Yesterday I looked in a small way at how reasoning would lead to slicing the NHS into different kinds of organisations, one dealing with from pre pregnancy to 18 months old, another for the last 18 months of life and a third, for all the bits in between, which would also be split into accident/emergencies and positive health.
The splits make sense because the type of complexity and risk varies significantly between these.
The three thinking processes you can apply to tasks can be simply taken as creative, intuitive and analytical/reasoning. If you take a pictorial image of these types you have in the first, creative, anything you like in your picture which moves around however you choose, it is a dream like no rule kind of activity. In the second you dig deep to sense the big picture, and the big picture includes all your feelings and fears and hopes as well as your sensory touch, taste, hearing and seeing. Reasoning moves you into focus mode, trying to see the details down to the minutest level.
For example, if you see a snake crawling across the floor of your bedroom, reasoning might take you into thoughts about how long the teeth are so you choose cloth which would catch the teeth but not your skin. Creativity might get you reaching for your harmonica to play it a tune, and intuition might get you sensing the harm the snake intends, or not, so you decide to stay calm and slowly walk out of the room.
When it comes to the NHS and services for people in their final 18 months of life, as the issues are complex and collaborative and risk is catalytic, (any mistake down to a few microbes can be fatal), intuition is going to play a strong part, many decisions are going to be based on how you feel about what you are doing. For example, to keep the microbes out reasoning might suggest a plastic bubble, but if you only have a few months to live intuition says no, that is no way to live your last months, but that is also a collaborative decision, there may be many people and true feelings would need to be shared. And people find it hard to share feelings when confronted with reasoning and analysis. What would ‘a plastic bubble would reduce risk of infection from 5% to 4%’ really mean?
So the thinking skill most appropriate for this part of the ‘health service’ is intuition, it must be set to hold the final say on all decisions, if intuition is against it then it must be allowed to challenge all decisions.
But this does not rule out the other two. Reasoning has meant that small alcohol based cleansing solutions are placed around hospitals for visitors and maybe staff to use between each patient contact. But some are being stolen for their alcohol content. A creative solution then might be to add a red dye which also tastes foul. That way everyone could see who has cleaned their hands and who has not! A creative marketing of the idea might also be needed.
There are many end of life decisions that need to be made and the combination of thinking process would allow for good consideration of cost savings while maintaining the overall ruling that intuition is the only true arbiter of such complexity. This could well include consideration of who you employ, which might include musicians, artists, comedians as well as the odd priest of course.

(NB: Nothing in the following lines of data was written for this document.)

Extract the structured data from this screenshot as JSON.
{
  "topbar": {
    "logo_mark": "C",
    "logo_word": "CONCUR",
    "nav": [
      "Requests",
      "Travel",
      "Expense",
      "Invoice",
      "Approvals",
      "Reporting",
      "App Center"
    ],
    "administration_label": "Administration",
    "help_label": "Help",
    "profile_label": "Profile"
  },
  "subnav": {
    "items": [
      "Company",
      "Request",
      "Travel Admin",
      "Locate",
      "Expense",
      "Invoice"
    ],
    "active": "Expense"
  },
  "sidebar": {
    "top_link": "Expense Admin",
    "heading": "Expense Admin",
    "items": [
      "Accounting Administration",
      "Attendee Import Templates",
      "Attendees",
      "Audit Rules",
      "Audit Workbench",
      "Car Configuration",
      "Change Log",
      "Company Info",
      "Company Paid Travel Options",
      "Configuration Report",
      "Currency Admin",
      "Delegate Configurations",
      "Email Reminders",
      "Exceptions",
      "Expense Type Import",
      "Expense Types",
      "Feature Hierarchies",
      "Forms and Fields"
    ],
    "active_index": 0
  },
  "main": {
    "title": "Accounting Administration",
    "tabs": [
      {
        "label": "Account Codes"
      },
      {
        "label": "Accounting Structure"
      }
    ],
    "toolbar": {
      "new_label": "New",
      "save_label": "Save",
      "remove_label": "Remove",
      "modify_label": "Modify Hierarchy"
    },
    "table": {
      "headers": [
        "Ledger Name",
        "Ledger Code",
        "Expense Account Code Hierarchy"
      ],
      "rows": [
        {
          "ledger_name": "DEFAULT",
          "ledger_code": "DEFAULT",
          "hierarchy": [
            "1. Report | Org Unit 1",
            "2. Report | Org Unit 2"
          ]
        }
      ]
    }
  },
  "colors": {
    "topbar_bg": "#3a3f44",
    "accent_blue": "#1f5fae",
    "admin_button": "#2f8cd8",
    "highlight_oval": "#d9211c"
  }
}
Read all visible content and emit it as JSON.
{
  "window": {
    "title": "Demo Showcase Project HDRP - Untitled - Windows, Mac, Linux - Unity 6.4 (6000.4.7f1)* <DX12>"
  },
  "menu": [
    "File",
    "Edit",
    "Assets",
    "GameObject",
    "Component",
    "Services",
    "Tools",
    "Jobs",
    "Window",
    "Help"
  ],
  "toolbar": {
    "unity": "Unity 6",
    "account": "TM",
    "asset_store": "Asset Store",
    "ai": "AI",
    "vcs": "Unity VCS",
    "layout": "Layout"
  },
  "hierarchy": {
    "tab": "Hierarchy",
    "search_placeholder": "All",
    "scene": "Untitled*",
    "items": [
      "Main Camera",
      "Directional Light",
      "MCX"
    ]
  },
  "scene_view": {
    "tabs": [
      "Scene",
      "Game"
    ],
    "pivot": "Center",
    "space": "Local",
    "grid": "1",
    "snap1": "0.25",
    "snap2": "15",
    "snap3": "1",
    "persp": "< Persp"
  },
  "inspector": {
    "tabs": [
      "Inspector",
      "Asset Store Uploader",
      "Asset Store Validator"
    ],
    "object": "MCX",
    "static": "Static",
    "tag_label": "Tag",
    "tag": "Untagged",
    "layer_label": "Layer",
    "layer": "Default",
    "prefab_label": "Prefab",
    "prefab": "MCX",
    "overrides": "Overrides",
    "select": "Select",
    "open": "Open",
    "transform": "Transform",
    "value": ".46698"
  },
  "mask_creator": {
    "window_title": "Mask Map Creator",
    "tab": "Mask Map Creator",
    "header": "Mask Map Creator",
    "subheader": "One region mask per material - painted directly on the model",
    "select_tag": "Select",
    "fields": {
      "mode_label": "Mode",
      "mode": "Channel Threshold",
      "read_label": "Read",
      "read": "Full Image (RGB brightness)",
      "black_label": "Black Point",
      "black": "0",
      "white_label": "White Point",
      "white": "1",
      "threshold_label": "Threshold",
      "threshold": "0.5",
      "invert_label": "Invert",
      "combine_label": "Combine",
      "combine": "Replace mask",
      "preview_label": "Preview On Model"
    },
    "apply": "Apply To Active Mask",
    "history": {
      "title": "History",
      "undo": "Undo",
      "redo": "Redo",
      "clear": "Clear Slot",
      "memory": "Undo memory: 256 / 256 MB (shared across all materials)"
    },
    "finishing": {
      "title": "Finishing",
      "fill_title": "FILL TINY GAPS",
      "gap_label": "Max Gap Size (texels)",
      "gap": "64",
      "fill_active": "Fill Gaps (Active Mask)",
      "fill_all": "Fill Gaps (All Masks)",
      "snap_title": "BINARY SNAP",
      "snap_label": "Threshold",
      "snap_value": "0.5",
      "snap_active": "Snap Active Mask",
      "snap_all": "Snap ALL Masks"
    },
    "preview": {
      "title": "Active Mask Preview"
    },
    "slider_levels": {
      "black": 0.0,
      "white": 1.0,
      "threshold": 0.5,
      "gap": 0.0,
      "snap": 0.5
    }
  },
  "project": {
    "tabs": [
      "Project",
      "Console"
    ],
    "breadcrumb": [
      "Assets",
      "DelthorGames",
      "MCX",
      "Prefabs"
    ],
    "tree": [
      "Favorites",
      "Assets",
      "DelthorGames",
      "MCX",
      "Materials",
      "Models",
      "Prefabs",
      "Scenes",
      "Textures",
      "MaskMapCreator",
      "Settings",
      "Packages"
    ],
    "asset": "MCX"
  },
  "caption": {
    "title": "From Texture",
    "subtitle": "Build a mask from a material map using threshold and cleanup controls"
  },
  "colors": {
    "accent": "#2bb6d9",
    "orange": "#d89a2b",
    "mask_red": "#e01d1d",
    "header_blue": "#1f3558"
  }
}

Our approach to design often pushes us into Left Brain dominance, reducing everything to reason. Reason has its place, but its place depends on the nature of the problem. Adopting a one style fits all for such a complex set of services as the NHS is totally inappropriate. For elderly care, intuition rules over whatever reason and creativity bring.